§ WHAT TO WORK ON
Would you repeat the entries beneath, with nothing changed?

§ RECORDS PROVIDED
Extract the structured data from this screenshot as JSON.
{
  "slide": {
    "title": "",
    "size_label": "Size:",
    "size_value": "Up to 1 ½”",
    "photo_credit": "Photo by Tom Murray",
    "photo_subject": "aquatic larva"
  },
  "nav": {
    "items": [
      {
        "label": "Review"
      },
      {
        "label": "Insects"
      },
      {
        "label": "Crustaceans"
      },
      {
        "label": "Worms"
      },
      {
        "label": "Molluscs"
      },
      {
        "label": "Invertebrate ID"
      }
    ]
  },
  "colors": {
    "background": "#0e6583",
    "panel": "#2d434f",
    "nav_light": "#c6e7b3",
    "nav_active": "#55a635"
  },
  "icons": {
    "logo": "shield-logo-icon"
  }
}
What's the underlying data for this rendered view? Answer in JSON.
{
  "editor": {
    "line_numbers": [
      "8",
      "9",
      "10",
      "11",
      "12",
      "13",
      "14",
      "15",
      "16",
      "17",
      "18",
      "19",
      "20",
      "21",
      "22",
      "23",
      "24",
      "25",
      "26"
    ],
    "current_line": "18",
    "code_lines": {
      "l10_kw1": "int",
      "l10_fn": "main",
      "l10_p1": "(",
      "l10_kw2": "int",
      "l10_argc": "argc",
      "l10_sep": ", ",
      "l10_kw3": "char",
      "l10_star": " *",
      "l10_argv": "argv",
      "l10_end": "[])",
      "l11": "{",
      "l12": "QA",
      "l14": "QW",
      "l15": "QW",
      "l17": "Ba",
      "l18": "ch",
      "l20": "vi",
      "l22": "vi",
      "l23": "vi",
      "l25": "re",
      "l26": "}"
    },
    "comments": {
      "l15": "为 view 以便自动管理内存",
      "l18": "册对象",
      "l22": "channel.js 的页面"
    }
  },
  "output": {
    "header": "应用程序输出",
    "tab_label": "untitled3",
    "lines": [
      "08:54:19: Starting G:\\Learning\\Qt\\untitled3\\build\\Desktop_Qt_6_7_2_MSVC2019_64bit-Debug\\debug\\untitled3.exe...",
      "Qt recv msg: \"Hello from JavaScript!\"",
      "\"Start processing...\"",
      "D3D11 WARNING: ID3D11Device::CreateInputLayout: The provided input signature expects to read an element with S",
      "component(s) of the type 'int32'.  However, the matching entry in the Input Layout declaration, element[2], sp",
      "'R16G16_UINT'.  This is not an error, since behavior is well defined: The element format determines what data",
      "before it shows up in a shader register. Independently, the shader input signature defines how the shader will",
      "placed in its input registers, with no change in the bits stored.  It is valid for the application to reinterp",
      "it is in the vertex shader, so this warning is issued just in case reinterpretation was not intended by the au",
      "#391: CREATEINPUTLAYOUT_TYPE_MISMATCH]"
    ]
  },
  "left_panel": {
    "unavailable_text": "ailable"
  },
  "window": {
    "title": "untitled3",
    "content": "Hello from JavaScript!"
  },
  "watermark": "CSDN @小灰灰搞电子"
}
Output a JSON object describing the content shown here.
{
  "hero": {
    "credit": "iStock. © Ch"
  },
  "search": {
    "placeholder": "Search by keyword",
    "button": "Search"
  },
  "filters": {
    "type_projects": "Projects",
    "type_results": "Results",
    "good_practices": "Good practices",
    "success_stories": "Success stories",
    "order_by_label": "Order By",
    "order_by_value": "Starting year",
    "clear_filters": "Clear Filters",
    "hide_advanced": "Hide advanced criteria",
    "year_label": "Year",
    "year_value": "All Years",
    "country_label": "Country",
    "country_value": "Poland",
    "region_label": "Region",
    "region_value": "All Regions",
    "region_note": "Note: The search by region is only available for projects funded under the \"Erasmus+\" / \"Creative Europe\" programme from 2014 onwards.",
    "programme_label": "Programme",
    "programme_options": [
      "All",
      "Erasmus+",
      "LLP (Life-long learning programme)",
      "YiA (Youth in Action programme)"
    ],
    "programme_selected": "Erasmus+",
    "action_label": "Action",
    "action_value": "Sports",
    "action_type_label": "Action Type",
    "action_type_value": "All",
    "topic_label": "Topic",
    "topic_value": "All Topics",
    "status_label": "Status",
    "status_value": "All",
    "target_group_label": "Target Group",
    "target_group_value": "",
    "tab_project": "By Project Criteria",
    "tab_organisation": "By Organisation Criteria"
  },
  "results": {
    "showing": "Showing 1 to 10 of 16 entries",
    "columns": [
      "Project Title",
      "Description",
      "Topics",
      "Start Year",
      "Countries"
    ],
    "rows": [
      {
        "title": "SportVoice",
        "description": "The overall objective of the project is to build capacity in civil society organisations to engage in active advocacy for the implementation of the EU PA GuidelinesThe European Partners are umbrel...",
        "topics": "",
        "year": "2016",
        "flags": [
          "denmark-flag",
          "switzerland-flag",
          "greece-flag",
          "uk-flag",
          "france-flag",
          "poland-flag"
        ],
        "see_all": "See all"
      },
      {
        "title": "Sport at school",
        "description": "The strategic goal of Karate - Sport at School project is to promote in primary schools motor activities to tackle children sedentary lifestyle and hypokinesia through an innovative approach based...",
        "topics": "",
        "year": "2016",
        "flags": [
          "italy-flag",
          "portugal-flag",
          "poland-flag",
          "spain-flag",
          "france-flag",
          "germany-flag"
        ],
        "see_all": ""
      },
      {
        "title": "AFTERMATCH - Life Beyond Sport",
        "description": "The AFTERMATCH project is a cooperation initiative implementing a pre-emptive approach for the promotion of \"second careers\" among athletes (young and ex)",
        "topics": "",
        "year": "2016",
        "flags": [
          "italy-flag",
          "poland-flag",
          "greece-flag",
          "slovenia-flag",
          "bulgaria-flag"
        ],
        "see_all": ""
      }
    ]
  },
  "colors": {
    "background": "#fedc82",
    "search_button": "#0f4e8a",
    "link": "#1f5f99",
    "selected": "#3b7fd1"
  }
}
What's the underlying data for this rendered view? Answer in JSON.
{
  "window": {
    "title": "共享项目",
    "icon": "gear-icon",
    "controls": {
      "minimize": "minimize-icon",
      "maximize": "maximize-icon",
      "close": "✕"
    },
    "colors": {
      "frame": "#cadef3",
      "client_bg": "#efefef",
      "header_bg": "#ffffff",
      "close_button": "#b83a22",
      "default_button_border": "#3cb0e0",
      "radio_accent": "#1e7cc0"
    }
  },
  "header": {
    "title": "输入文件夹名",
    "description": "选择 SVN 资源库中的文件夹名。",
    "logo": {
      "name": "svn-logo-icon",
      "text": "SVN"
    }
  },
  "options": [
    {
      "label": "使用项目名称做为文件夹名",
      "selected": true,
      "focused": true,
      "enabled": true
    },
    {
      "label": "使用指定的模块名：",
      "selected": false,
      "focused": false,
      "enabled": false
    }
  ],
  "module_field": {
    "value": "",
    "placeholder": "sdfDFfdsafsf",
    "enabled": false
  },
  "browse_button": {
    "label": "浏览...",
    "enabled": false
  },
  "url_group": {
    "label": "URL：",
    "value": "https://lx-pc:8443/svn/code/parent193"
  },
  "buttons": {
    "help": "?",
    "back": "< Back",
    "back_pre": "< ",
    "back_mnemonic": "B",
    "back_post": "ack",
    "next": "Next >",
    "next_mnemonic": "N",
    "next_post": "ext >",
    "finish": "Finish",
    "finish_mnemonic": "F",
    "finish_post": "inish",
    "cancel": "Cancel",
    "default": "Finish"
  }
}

§ ANSWER AREA
Extract the structured data from this screenshot as JSON.
{
  "slide": {
    "title": "",
    "size_label": "Size:",
    "size_value": "Up to 1 ½”",
    "photo_credit": "Photo by Tom Murray",
    "photo_subject": "aquatic larva"
  },
  "nav": {
    "items": [
      {
        "label": "Review"
      },
      {
        "label": "Insects"
      },
      {
        "label": "Crustaceans"
      },
      {
        "label": "Worms"
      },
      {
        "label": "Molluscs"
      },
      {
        "label": "Invertebrate ID"
      }
    ]
  },
  "colors": {
    "background": "#0e6583",
    "panel": "#2d434f",
    "nav_light": "#c6e7b3",
    "nav_active": "#55a635"
  },
  "icons": {
    "logo": "shield-logo-icon"
  }
}
What's the underlying data for this rendered view? Answer in JSON.
{
  "editor": {
    "line_numbers": [
      "8",
      "9",
      "10",
      "11",
      "12",
      "13",
      "14",
      "15",
      "16",
      "17",
      "18",
      "19",
      "20",
      "21",
      "22",
      "23",
      "24",
      "25",
      "26"
    ],
    "current_line": "18",
    "code_lines": {
      "l10_kw1": "int",
      "l10_fn": "main",
      "l10_p1": "(",
      "l10_kw2": "int",
      "l10_argc": "argc",
      "l10_sep": ", ",
      "l10_kw3": "char",
      "l10_star": " *",
      "l10_argv": "argv",
      "l10_end": "[])",
      "l11": "{",
      "l12": "QA",
      "l14": "QW",
      "l15": "QW",
      "l17": "Ba",
      "l18": "ch",
      "l20": "vi",
      "l22": "vi",
      "l23": "vi",
      "l25": "re",
      "l26": "}"
    },
    "comments": {
      "l15": "为 view 以便自动管理内存",
      "l18": "册对象",
      "l22": "channel.js 的页面"
    }
  },
  "output": {
    "header": "应用程序输出",
    "tab_label": "untitled3",
    "lines": [
      "08:54:19: Starting G:\\Learning\\Qt\\untitled3\\build\\Desktop_Qt_6_7_2_MSVC2019_64bit-Debug\\debug\\untitled3.exe...",
      "Qt recv msg: \"Hello from JavaScript!\"",
      "\"Start processing...\"",
      "D3D11 WARNING: ID3D11Device::CreateInputLayout: The provided input signature expects to read an element with S",
      "component(s) of the type 'int32'.  However, the matching entry in the Input Layout declaration, element[2], sp",
      "'R16G16_UINT'.  This is not an error, since behavior is well defined: The element format determines what data",
      "before it shows up in a shader register. Independently, the shader input signature defines how the shader will",
      "placed in its input registers, with no change in the bits stored.  It is valid for the application to reinterp",
      "it is in the vertex shader, so this warning is issued just in case reinterpretation was not intended by the au",
      "#391: CREATEINPUTLAYOUT_TYPE_MISMATCH]"
    ]
  },
  "left_panel": {
    "unavailable_text": "ailable"
  },
  "window": {
    "title": "untitled3",
    "content": "Hello from JavaScript!"
  },
  "watermark": "CSDN @小灰灰搞电子"
}
Output a JSON object describing the content shown here.
{
  "hero": {
    "credit": "iStock. © Ch"
  },
  "search": {
    "placeholder": "Search by keyword",
    "button": "Search"
  },
  "filters": {
    "type_projects": "Projects",
    "type_results": "Results",
    "good_practices": "Good practices",
    "success_stories": "Success stories",
    "order_by_label": "Order By",
    "order_by_value": "Starting year",
    "clear_filters": "Clear Filters",
    "hide_advanced": "Hide advanced criteria",
    "year_label": "Year",
    "year_value": "All Years",
    "country_label": "Country",
    "country_value": "Poland",
    "region_label": "Region",
    "region_value": "All Regions",
    "region_note": "Note: The search by region is only available for projects funded under the \"Erasmus+\" / \"Creative Europe\" programme from 2014 onwards.",
    "programme_label": "Programme",
    "programme_options": [
      "All",
      "Erasmus+",
      "LLP (Life-long learning programme)",
      "YiA (Youth in Action programme)"
    ],
    "programme_selected": "Erasmus+",
    "action_label": "Action",
    "action_value": "Sports",
    "action_type_label": "Action Type",
    "action_type_value": "All",
    "topic_label": "Topic",
    "topic_value": "All Topics",
    "status_label": "Status",
    "status_value": "All",
    "target_group_label": "Target Group",
    "target_group_value": "",
    "tab_project": "By Project Criteria",
    "tab_organisation": "By Organisation Criteria"
  },
  "results": {
    "showing": "Showing 1 to 10 of 16 entries",
    "columns": [
      "Project Title",
      "Description",
      "Topics",
      "Start Year",
      "Countries"
    ],
    "rows": [
      {
        "title": "SportVoice",
        "description": "The overall objective of the project is to build capacity in civil society organisations to engage in active advocacy for the implementation of the EU PA GuidelinesThe European Partners are umbrel...",
        "topics": "",
        "year": "2016",
        "flags": [
          "denmark-flag",
          "switzerland-flag",
          "greece-flag",
          "uk-flag",
          "france-flag",
          "poland-flag"
        ],
        "see_all": "See all"
      },
      {
        "title": "Sport at school",
        "description": "The strategic goal of Karate - Sport at School project is to promote in primary schools motor activities to tackle children sedentary lifestyle and hypokinesia through an innovative approach based...",
        "topics": "",
        "year": "2016",
        "flags": [
          "italy-flag",
          "portugal-flag",
          "poland-flag",
          "spain-flag",
          "france-flag",
          "germany-flag"
        ],
        "see_all": ""
      },
      {
        "title": "AFTERMATCH - Life Beyond Sport",
        "description": "The AFTERMATCH project is a cooperation initiative implementing a pre-emptive approach for the promotion of \"second careers\" among athletes (young and ex)",
        "topics": "",
        "year": "2016",
        "flags": [
          "italy-flag",
          "poland-flag",
          "greece-flag",
          "slovenia-flag",
          "bulgaria-flag"
        ],
        "see_all": ""
      }
    ]
  },
  "colors": {
    "background": "#fedc82",
    "search_button": "#0f4e8a",
    "link": "#1f5f99",
    "selected": "#3b7fd1"
  }
}
What's the underlying data for this rendered view? Answer in JSON.
{
  "window": {
    "title": "共享项目",
    "icon": "gear-icon",
    "controls": {
      "minimize": "minimize-icon",
      "maximize": "maximize-icon",
      "close": "✕"
    },
    "colors": {
      "frame": "#cadef3",
      "client_bg": "#efefef",
      "header_bg": "#ffffff",
      "close_button": "#b83a22",
      "default_button_border": "#3cb0e0",
      "radio_accent": "#1e7cc0"
    }
  },
  "header": {
    "title": "输入文件夹名",
    "description": "选择 SVN 资源库中的文件夹名。",
    "logo": {
      "name": "svn-logo-icon",
      "text": "SVN"
    }
  },
  "options": [
    {
      "label": "使用项目名称做为文件夹名",
      "selected": true,
      "focused": true,
      "enabled": true
    },
    {
      "label": "使用指定的模块名：",
      "selected": false,
      "focused": false,
      "enabled": false
    }
  ],
  "module_field": {
    "value": "",
    "placeholder": "sdfDFfdsafsf",
    "enabled": false
  },
  "browse_button": {
    "label": "浏览...",
    "enabled": false
  },
  "url_group": {
    "label": "URL：",
    "value": "https://lx-pc:8443/svn/code/parent193"
  },
  "buttons": {
    "help": "?",
    "back": "< Back",
    "back_pre": "< ",
    "back_mnemonic": "B",
    "back_post": "ack",
    "next": "Next >",
    "next_mnemonic": "N",
    "next_post": "ext >",
    "finish": "Finish",
    "finish_mnemonic": "F",
    "finish_post": "inish",
    "cancel": "Cancel",
    "default": "Finish"
  }
}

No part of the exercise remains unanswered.